- TASK STATEMENT:
The response must consist of every line of the listing, reproduced verbatim.

- DATASET EXTRACT:
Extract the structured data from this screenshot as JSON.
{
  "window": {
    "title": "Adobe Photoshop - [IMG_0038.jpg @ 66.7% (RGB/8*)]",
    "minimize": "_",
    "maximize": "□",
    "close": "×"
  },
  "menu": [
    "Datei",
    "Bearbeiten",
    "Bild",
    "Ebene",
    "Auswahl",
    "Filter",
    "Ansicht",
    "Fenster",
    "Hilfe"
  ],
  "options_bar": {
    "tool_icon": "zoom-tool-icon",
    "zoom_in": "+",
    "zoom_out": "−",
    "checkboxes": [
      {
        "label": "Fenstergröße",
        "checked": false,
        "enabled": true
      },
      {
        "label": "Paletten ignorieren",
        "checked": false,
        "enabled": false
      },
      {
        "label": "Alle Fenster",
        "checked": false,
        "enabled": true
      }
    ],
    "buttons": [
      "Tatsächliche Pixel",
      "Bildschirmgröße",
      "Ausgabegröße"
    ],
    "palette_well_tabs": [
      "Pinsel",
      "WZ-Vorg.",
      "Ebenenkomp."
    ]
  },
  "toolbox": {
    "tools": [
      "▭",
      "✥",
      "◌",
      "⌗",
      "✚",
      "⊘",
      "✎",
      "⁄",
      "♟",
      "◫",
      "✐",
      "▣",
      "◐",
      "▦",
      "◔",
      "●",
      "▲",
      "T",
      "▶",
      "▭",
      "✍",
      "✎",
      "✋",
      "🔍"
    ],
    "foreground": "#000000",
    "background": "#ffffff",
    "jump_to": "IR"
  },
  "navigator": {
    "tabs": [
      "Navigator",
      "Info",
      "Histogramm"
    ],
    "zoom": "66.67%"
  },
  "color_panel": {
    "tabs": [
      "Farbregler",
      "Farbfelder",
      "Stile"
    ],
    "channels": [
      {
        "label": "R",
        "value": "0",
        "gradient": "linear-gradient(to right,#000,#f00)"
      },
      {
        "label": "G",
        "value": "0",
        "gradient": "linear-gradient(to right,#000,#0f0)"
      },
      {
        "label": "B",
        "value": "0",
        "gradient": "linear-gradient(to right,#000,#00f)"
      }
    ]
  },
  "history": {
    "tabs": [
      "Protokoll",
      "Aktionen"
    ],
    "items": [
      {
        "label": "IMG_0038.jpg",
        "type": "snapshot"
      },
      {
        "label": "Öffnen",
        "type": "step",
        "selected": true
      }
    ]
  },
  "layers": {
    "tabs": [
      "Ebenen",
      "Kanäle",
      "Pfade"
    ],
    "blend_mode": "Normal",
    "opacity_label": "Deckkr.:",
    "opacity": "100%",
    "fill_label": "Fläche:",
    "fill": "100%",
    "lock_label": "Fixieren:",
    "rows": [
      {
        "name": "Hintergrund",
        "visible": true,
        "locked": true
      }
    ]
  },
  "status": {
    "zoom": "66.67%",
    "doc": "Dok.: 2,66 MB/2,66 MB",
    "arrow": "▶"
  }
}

- WRITTEN ANSWER:
Extract the structured data from this screenshot as JSON.
{
  "window": {
    "title": "Adobe Photoshop - [IMG_0038.jpg @ 66.7% (RGB/8*)]",
    "minimize": "_",
    "maximize": "□",
    "close": "×"
  },
  "menu": [
    "Datei",
    "Bearbeiten",
    "Bild",
    "Ebene",
    "Auswahl",
    "Filter",
    "Ansicht",
    "Fenster",
    "Hilfe"
  ],
  "options_bar": {
    "tool_icon": "zoom-tool-icon",
    "zoom_in": "+",
    "zoom_out": "−",
    "checkboxes": [
      {
        "label": "Fenstergröße",
        "checked": false,
        "enabled": true
      },
      {
        "label": "Paletten ignorieren",
        "checked": false,
        "enabled": false
      },
      {
        "label": "Alle Fenster",
        "checked": false,
        "enabled": true
      }
    ],
    "buttons": [
      "Tatsächliche Pixel",
      "Bildschirmgröße",
      "Ausgabegröße"
    ],
    "palette_well_tabs": [
      "Pinsel",
      "WZ-Vorg.",
      "Ebenenkomp."
    ]
  },
  "toolbox": {
    "tools": [
      "▭",
      "✥",
      "◌",
      "⌗",
      "✚",
      "⊘",
      "✎",
      "⁄",
      "♟",
      "◫",
      "✐",
      "▣",
      "◐",
      "▦",
      "◔",
      "●",
      "▲",
      "T",
      "▶",
      "▭",
      "✍",
      "✎",
      "✋",
      "🔍"
    ],
    "foreground": "#000000",
    "background": "#ffffff",
    "jump_to": "IR"
  },
  "navigator": {
    "tabs": [
      "Navigator",
      "Info",
      "Histogramm"
    ],
    "zoom": "66.67%"
  },
  "color_panel": {
    "tabs": [
      "Farbregler",
      "Farbfelder",
      "Stile"
    ],
    "channels": [
      {
        "label": "R",
        "value": "0",
        "gradient": "linear-gradient(to right,#000,#f00)"
      },
      {
        "label": "G",
        "value": "0",
        "gradient": "linear-gradient(to right,#000,#0f0)"
      },
      {
        "label": "B",
        "value": "0",
        "gradient": "linear-gradient(to right,#000,#00f)"
      }
    ]
  },
  "history": {
    "tabs": [
      "Protokoll",
      "Aktionen"
    ],
    "items": [
      {
        "label": "IMG_0038.jpg",
        "type": "snapshot"
      },
      {
        "label": "Öffnen",
        "type": "step",
        "selected": true
      }
    ]
  },
  "layers": {
    "tabs": [
      "Ebenen",
      "Kanäle",
      "Pfade"
    ],
    "blend_mode": "Normal",
    "opacity_label": "Deckkr.:",
    "opacity": "100%",
    "fill_label": "Fläche:",
    "fill": "100%",
    "lock_label": "Fixieren:",
    "rows": [
      {
        "name": "Hintergrund",
        "visible": true,
        "locked": true
      }
    ]
  },
  "status": {
    "zoom": "66.67%",
    "doc": "Dok.: 2,66 MB/2,66 MB",
    "arrow": "▶"
  }
}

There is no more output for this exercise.